Nor can the outcome of the coalition negotiations in Finland be taken for granted. In the scenario, though, of agreement between the NCP and the SDP, that government would be likely to back Marin for the council presidency, while there would be less space for the then-former premier in domestic politics. The NCP’s candidate to succeed her, Petteri Orpo, struck a conciliatory tone towards the SDP throughout the campaign, despite their ideological differences.
Contrast Spain, for instance, where relations between the socialist prime minister, Pedro Sánchez, and the parties to his right have been less than cordial. There is a strong possibility that the coming Spanish elections will not return Sánchez to the Moncloa palace but he is under no illusion that a right-wing sucessor government might propose him as council president.
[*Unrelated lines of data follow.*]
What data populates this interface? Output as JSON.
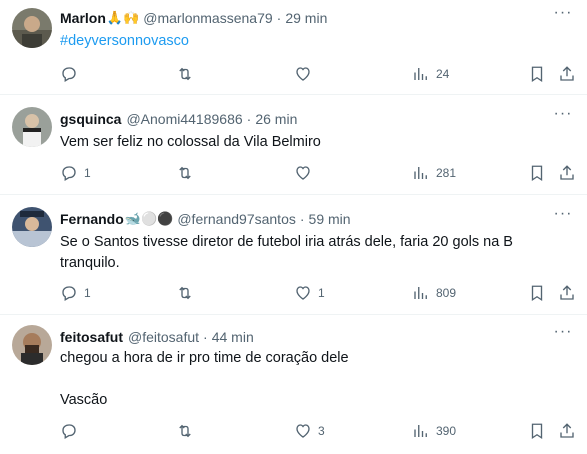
{
  "tweets": [
    {
      "name": "Marlon",
      "emoji": "🙏🙌",
      "handle": "@marlonmassena79",
      "time": "29 min",
      "text": "#deyversonnovasco",
      "replies": "",
      "likes": "",
      "views": "24",
      "avatar_color": "#6b6b5e"
    },
    {
      "name": "gsquinca",
      "emoji": "",
      "handle": "@Anomi44189686",
      "time": "26 min",
      "text": "Vem ser feliz no colossal da Vila Belmiro",
      "replies": "1",
      "likes": "",
      "views": "281",
      "avatar_color": "#8a8f8a"
    },
    {
      "name": "Fernando",
      "emoji": "🐋⚪⚫",
      "handle": "@fernand97santos",
      "time": "59 min",
      "text": "Se o Santos tivesse diretor de futebol iria atrás dele, faria 20 gols na B tranquilo.",
      "replies": "1",
      "likes": "1",
      "views": "809",
      "avatar_color": "#4a5e78"
    },
    {
      "name": "feitosafut",
      "emoji": "",
      "handle": "@feitosafut",
      "time": "44 min",
      "text": "chegou a hora de ir pro time de coração dele\n\nVascão",
      "replies": "",
      "likes": "3",
      "views": "390",
      "avatar_color": "#7d6a5c"
    }
  ],
  "icons": {
    "reply": "reply-icon",
    "retweet": "retweet-icon",
    "like": "heart-icon",
    "views": "views-icon",
    "bookmark": "bookmark-icon",
    "share": "share-icon",
    "more": "more-icon"
  },
  "colors": {
    "text": "#0f1419",
    "secondary": "#536471",
    "link": "#1d9bf0",
    "divider": "#eff3f4"
  }
}
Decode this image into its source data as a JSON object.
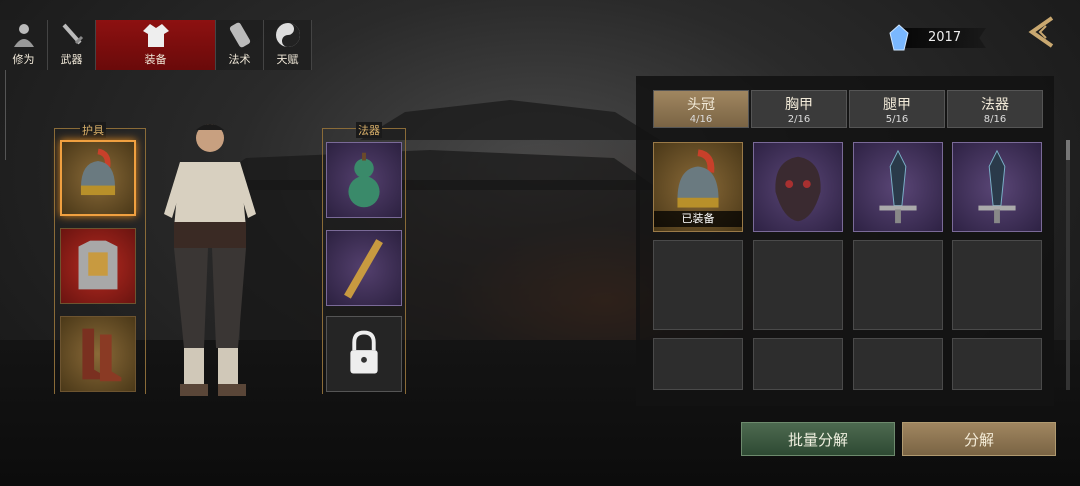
{
  "top_tabs": [
    {
      "label": "修为",
      "icon": "meditating-figure-icon"
    },
    {
      "label": "武器",
      "icon": "sword-icon"
    },
    {
      "label": "装备",
      "icon": "robe-icon",
      "active": true
    },
    {
      "label": "法术",
      "icon": "scroll-icon"
    },
    {
      "label": "天赋",
      "icon": "yin-yang-icon"
    }
  ],
  "currency": {
    "value": "2017",
    "icon": "blue-crystal-icon"
  },
  "left_panel": {
    "armor_label": "护具",
    "artifact_label": "法器"
  },
  "categories": [
    {
      "name": "头冠",
      "count": "4/16",
      "active": true
    },
    {
      "name": "胸甲",
      "count": "2/16"
    },
    {
      "name": "腿甲",
      "count": "5/16"
    },
    {
      "name": "法器",
      "count": "8/16"
    }
  ],
  "inventory": {
    "equipped_tag": "已装备"
  },
  "buttons": {
    "batch_decompose": "批量分解",
    "decompose": "分解"
  },
  "colors": {
    "active_tab": "#8d1111",
    "gold_frame": "#8a6a38",
    "purple_rarity": "#54406e",
    "red_rarity": "#b62a20",
    "selection_glow": "#f0a040"
  }
}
Appointing Marin would send a clear message that the European Council wanted to give a new impetus and renewed visibility to its presidency, after Michel’s inchoate performance. Her global popularity would greatly benefit external action by a more geopolitical EU while re-energising the European centre-left.
But the question remains: would she want the job?
Rodrigo Vaz is an EU policy analyst and consultant, currently based in Lisbon. He has served as deputy attaché in the Portuguese permanent representation to the EU. He has degrees from the College of Europe and SOAS in London. He focuses on foreign policy, mobility and digital affairs.